Interview with composer, Rolfe Kent (4:35)
Here the composer of the recognisable theme to the show talks about writing and recording the piece, and the array of instruments and styles used in its composition.
Interview with Jeff Lindsay, Author of Darkly Dreaming Dexter (3:03)
A misleading title, as what I was hoping to include interesting insight into the adaptation of the books to TV serialisation is mainly just an advert for the show from the cable channel FX. Lindsay says very little of any import yet generally saying how wonderful the series is and how everyone in the world must watch it. Disappointing.
A rather strange extra that somewhat fetishises the implements of murder and dismemberment Dexter uses in the programme with detailed close up photographs of each item, many of which with captions denoting the conventional use of each tool.
A way of navigating through the major kills in the season with a menu comprising of Dexter's box of slides with arrows to showing each victim, taking you to clips from the series where the murders take place. Once again this trivialisation of the act of murder, and although in keeping with the mood of the programme, I find it a little unsettling.
An entertaining little feature with some quirky questions posed to the cast and crew at the end of the quiz that makes going through the rather easy game worthwhile.
This is the usual screenshot photo album with over twenty stills of mostly single characters.
This comprises of three full length episodes of the series with occasional subtitled information that seems random and pretty arbitrary to the programme. For example in one of the episodes we are treated to the Miami humidity rate throughout the day and some facts about the inventor of the plasma screen! Sometimes I wonder who the brains behind thinking up these ingeniously redundant and facile features are and why things like this make it onto DVD packages instead of infinitely more useful commentary tracks or making-of features.

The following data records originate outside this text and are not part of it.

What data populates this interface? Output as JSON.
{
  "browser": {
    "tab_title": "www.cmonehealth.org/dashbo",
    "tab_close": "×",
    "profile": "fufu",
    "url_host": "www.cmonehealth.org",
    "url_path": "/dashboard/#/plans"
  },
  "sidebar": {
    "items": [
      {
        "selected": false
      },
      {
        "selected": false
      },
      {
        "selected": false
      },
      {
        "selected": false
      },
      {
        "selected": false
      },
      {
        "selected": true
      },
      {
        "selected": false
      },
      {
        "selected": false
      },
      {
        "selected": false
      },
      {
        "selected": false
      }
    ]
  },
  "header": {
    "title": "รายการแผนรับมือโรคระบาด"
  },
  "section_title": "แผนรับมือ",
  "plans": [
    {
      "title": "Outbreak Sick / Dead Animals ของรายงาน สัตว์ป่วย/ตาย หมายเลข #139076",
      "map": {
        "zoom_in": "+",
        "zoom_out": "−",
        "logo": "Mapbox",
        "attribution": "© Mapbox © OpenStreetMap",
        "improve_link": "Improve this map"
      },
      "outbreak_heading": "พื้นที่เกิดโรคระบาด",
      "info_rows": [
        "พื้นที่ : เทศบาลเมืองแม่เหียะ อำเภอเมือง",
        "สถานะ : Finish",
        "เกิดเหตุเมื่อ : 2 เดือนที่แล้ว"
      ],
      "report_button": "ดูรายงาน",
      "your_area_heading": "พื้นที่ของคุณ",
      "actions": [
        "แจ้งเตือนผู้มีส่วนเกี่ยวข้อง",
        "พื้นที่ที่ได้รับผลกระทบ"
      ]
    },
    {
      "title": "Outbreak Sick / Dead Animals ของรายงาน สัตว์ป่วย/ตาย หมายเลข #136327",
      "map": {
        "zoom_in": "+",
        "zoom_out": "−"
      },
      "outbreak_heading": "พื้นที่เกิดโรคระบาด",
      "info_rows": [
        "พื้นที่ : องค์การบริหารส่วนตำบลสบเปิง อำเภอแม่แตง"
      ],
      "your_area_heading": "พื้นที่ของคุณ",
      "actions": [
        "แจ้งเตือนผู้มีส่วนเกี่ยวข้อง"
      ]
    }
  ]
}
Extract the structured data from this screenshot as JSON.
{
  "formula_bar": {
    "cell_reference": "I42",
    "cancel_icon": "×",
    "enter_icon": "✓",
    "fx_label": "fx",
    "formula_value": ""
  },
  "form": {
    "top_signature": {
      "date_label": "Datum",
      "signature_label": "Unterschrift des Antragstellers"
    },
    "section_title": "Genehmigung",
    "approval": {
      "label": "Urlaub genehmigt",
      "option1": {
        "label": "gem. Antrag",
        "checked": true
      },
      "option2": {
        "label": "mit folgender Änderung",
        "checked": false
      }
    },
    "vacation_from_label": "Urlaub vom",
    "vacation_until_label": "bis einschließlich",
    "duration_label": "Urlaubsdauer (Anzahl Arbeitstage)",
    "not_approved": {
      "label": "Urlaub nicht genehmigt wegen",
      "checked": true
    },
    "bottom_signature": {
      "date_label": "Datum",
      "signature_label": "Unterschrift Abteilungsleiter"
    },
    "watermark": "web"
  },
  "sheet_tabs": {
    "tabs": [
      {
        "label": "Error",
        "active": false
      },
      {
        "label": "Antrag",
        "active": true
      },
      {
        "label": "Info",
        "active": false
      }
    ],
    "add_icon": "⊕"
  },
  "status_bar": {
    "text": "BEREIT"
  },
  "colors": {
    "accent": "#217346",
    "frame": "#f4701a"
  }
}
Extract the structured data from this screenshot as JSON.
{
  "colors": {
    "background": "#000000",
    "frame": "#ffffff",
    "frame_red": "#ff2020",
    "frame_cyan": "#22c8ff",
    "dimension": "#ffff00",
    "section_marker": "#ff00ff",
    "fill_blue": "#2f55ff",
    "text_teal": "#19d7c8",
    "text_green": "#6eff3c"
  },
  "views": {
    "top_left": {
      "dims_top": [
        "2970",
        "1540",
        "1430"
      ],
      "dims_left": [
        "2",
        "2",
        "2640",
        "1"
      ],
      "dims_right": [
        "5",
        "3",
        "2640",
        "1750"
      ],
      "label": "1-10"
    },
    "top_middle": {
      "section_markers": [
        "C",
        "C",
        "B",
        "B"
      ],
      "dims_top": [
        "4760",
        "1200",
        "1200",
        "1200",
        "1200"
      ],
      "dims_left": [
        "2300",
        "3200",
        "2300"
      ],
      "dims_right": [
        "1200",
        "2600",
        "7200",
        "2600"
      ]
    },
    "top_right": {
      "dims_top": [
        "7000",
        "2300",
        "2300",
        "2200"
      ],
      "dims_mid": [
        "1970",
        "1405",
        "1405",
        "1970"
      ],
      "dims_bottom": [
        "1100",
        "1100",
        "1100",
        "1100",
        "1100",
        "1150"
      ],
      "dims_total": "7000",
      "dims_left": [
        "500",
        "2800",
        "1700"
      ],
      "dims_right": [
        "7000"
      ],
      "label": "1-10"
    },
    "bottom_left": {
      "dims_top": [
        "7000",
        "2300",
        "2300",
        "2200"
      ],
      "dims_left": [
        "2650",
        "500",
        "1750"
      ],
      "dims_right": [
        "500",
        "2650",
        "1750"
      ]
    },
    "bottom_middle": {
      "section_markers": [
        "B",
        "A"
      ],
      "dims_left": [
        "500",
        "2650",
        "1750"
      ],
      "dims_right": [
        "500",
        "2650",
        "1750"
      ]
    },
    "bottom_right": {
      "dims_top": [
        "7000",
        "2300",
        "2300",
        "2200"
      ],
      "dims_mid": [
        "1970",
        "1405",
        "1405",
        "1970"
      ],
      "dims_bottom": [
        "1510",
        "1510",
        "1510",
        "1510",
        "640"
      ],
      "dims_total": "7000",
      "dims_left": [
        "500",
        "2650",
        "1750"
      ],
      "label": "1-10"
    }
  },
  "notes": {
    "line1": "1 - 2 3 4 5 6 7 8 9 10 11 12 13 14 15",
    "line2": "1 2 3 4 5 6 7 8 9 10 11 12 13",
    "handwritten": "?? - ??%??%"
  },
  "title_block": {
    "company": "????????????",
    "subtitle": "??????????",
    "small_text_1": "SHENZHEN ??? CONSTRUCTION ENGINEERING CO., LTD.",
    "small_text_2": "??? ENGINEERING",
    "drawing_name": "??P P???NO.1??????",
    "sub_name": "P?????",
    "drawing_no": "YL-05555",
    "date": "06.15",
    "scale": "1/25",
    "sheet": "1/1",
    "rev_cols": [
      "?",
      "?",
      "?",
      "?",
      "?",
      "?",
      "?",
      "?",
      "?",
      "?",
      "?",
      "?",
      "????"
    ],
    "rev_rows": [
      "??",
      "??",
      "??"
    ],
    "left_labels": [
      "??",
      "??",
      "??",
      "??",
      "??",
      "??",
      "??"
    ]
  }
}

Cast Bios and Filmographies
Exactly what it says on the tin. Detailed text features on each main performer.
An intriguing series continues on fair form with general character and plot expansion from the first season. Fans will probably already have this by now but for anyone with only a passing interest in the programme I advise borrowing the DVD set from a friend or waiting for a price drop, as the extras are not really worth forking out for. With season three already on its way to FX in the UK and the fourth in production, there's more guaranteed from Dexter – the question is, will the standard fall fowl to the high concept?